Written on EZ3866 flying Amsterdam to London Stansted and dispatched to silicon.com from London Heathrow via wi-fi.
Along with an aircraft full of people at Schipol, I have just stowed my luggage in the overhead, got seated and settled in, ready to fly back to the UK. But a passenger has just been found smoking in the toilets! The fun has started - he has just been informed that he has committed a criminal offence, he is crying, his girlfriend is upset, other passengers are taking photographs, some even find it amusing.
I don't, and neither do the crew. Safety procedures are being followed and the determined process of ejecting both passengers from the aircraft is underway. How stupid can people be?
The flight from Amsterdam to London Stansted is only 30 minutes long; there are signs and announcements enough to warn people about smoking all over the airport and the aircraft. What was he thinking? Or was he thinking at all! Anyway he is being escorted from the aircraft and the search for his baggage and belongings begins. Did he board at the front or the back? Did he plant something in the overhead or in the toilet, is he a potential bomber or is he just stupid?
As I flew out of Boston the day before 9/11, and passed through all of the London bomb-sites on 7/7 some twenty-six hours before the attacks, I have this worrying feeling that I may be on a converging disaster timeline. The miscreant has the complexion, dress and look of a potential bomber. All the archetypal patterns are kicking in and I'm definitely feeling a bit worried.
The flight crew is pretty sure he boarded at the back, so they start pulling all the bags down from the overheads and asking all the passengers to identify their luggage an item at a time. This takes some considerable time and involves about 30 per cent of the aircraft, and in my mind are questions about the remaining 70 per cent and whether the smoking passenger was very stupid or very clever. On balance I think everyone comes down on the side of stupid! But what a ruse, how easy a mechanism if he did indeed want to plant a bomb or some other weapon.
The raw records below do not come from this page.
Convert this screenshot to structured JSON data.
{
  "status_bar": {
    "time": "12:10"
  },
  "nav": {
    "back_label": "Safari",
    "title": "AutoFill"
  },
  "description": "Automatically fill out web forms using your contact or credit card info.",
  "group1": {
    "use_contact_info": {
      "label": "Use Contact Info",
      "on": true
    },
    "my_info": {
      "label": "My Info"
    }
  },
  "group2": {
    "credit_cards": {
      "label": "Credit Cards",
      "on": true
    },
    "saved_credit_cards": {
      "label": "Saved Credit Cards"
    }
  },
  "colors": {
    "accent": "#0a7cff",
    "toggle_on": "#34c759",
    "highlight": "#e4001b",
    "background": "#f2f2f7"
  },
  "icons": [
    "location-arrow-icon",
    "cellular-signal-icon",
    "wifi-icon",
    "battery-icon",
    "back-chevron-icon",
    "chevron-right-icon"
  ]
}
Eventually we roll out onto the runway over an hour late, and 30 minutes later we are at Stansted - all safe and sound - phew! On the flight I started musing over the problem and it occurred to me that whilst I cannot carry a knife or firearm onto the plane, I can carry a box of matches and/or a lighter. I can also purchase a bottle of whisky from duty free, plus of course flammable clothing and other materials. I'm sure you get the idea! Seems to me all means of ignition should be banned on all flights if we are really serious about aircraft safety.
At this point the obvious struck me - we need to roll out RFID even faster than planned, and not just for passports and documentation but for all bags and clothing, purchases and belongings. I'm not sure what happened to the miscreant after we took off but when he was first apprehended I would have favoured a public stoning on the runway, biblical style!
Yet on reflection, I admit English, Dutch, French and German were not his first languages. He may have been a first-time flyer; or just plain exhausted. The security check-in never asked for the declaration, or looked for, flammables directly. For sure cigarettes, cigars, lighters and matches are hard to spot using today's scanners, and thoroughly searching every passenger and their baggage isn't feasible.
There is one other measure that would be very easy in the interim, though. Stop treating all passengers the same. Look for and search out the first-time and occasional flyers, identify those with limited language skills, focus more energy on the likely suspects and people more inclined to err for whatever reason. All the data is available, it ain't rocket science, it's just databases and (un)common sense.
I'm now at T4 Heathrow waiting to board for Washington on an aircraft that is twice the size with even more potential for such incidents! Hopefully my converging timeline theory is wrong!
Peter Cochrane is an engineer, scientist, entrepreneur, futurist and consultant. He is the former CTO and head of research at BT, with a career in telecoms and IT spanning more than 40 years.